Now, an aside here. Eloisa James is the pseudonym of Mary Bly, a professor at Fordham University where my older son attends college. Mary and I have become publishing pals through the years meeting up at various events and we even grabbed lunch a few months ago. Greg will be taking her course on The Genre Novel this spring and I am looking forward to seeing his reading list and watching him explore the world of publishing not hands on in the office, but as a class. A marvelous experience! I still remember my classes like this from my own time at Fordham back in 1978. I still think about “Books That Changed America” and “Books about War Reporting.” I am sure that that those classes somehow got me to what I do today and there is a Professor Ray Schroth to thank for that.


JEFFERSON’S SONS by Kimberly Brubaker Bradley is a middle grade book that was published in September. It’s the story of Thomas Jefferson’s secret children, the ones he bore with his slave Sally Hemings. I have been to Monticello. I have heard about this side of his family before, but the way this historical fiction is told drives readers right into the heart of the issues of slavery, plantations and the Deep South in the 1700 and 1800s. I thoroughly enjoyed it. I do wonder about this material for middle graders, but given that even the “family hour” on television delves into a number of surprising topics I am not sure if I am just showing my age for a moment. For anyone looking for strong historical fiction about this time period, it’s well worth exploring.



THE WOMAN AT THE LIGHT (July 3rd) by Joanna Brady opens on Wrecker’s Key Cay in 1839 where Emily Lowry soon learns that her husband the lighthouse keeper has not returned from a trip in his boat. Suddenly she is alone with her two young children keeping not only her hearth and home, but also the lighthouse beacon burning. Wrecker’s Cay is isolated and life there is lonely. So when a young black man with manacles attached to his hands washes up on their shore there’s definitely time for tension to unfold. Who is he and what is his story? Can he be trusted? There are surprises at every turn in this rich historical fiction story that I devoured. Having spent time at many lighthouses, as well as in Key West and New Orleans I found myself enjoying the descriptions of life in these places as much as the lovely story that unfolds of love against many odds.
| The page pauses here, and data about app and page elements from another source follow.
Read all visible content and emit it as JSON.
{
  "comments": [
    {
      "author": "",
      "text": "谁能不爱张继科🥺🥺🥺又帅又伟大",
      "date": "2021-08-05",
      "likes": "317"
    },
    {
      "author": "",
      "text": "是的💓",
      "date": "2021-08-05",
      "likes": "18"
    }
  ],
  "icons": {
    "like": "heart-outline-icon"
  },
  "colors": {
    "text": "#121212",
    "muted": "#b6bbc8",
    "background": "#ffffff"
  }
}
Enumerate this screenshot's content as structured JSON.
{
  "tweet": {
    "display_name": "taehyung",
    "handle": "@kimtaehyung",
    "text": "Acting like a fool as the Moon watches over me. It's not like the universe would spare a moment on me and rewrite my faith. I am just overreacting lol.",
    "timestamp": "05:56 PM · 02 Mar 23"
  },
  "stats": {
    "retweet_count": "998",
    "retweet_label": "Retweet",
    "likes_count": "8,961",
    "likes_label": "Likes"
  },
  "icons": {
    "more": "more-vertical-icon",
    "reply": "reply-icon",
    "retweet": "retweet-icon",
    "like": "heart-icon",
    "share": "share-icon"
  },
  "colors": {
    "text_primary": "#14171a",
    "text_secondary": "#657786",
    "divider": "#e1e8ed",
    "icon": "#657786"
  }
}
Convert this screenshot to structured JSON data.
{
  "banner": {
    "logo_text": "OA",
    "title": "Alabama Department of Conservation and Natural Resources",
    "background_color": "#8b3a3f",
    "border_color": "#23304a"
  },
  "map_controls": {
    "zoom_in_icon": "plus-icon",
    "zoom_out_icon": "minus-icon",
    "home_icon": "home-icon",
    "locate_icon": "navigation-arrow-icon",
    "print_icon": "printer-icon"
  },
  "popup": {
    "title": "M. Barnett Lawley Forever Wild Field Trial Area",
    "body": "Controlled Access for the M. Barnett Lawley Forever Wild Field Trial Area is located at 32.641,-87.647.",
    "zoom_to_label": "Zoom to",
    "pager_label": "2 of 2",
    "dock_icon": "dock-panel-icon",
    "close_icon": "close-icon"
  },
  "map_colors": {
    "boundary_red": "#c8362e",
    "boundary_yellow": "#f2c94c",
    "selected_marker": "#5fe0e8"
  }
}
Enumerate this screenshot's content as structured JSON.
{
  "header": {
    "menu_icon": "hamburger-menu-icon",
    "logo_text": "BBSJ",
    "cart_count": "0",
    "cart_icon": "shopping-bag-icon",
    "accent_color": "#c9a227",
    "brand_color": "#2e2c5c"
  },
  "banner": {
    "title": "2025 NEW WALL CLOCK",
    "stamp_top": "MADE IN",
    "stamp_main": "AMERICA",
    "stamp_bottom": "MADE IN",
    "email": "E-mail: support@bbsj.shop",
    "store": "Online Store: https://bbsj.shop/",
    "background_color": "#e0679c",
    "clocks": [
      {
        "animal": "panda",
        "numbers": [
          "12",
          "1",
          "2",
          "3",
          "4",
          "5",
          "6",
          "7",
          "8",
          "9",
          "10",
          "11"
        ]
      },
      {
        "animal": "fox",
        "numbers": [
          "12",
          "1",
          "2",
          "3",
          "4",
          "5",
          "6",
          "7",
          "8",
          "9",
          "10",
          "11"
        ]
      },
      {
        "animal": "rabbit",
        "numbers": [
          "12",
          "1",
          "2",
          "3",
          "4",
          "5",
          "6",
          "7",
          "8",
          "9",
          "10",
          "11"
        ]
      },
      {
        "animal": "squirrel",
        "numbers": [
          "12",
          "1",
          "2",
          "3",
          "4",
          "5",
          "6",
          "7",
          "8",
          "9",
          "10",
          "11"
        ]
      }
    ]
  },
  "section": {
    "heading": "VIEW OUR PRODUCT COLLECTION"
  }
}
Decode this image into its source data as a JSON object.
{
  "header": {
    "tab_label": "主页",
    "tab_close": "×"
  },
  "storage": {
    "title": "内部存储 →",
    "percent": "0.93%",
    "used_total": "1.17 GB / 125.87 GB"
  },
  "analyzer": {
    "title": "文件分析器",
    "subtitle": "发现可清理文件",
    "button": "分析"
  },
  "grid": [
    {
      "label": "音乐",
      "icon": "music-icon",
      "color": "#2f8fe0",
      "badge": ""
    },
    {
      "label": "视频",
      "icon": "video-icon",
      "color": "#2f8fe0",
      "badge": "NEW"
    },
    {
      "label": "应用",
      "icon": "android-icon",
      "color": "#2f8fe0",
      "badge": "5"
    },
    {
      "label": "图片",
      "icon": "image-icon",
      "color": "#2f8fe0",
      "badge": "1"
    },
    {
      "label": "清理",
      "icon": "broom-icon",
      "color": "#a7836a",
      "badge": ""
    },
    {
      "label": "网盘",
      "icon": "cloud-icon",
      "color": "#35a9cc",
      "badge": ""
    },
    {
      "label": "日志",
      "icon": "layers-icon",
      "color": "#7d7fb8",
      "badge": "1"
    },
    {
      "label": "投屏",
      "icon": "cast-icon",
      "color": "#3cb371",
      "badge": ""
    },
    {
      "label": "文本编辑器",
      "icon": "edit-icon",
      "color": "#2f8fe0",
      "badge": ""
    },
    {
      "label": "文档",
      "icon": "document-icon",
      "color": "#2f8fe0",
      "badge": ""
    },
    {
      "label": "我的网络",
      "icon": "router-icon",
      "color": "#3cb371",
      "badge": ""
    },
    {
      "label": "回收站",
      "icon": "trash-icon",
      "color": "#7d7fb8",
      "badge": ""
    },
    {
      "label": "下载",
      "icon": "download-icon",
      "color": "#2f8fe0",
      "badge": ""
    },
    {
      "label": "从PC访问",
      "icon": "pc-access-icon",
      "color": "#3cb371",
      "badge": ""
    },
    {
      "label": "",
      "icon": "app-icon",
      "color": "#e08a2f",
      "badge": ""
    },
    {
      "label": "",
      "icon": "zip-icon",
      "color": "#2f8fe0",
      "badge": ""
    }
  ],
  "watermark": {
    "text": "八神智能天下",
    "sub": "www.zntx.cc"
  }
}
Interesting reading especially after reading JEFFERSON’S SONS.  It will be a Bets On selection.


THERE ARE THINGS I WANT YOU TO KNOW" ABOUT STIEG LARSSON AND ME by Eva Gabrielsson is the book I picked up as soon as we got back from seeing The Girl with the Dragon Tattoo. Eva who was the long-time girlfriend of Stieg Larsson (after reading this it’s hard for me to think of her as anything but his wife though they never married, which as you may know has become a huge issue for her), writes about their relationship, social work, and the influences behind Larsson’s bestselling Millenium Series. For the millions of fans of Larsson’s this is great companion reading and sheds light on even more of the characters, names and places in the story.





PURE by Julianna Baggott is an absolutely wonderful post-apocalyptic work. I always have trouble describing these kinds of books briefly as what makes them special is the complexity of the worlds that are created. Suffice for me to say that the story of Pressia a young woman soon to turn 16, an age where everyone is ordered to serve in the militia or be used as a target. On the other side is Partridge, a Pure, who escaped the apocalypse and has been untouched by the ravages that affected Pressia and her family. He escapes the safety of the Dome just as Pressia escapes the safety of her grandfather’s home. And from there the story unfolds. The details on the world that Julianna has created from the descriptions of characters to their adventures kept me reading in a genre that I typically will not enjoy. I look forward to meeting her at Winter Institute next week.


Nice lineup to spend a vacation with! Hope you find something to enjoy from this list.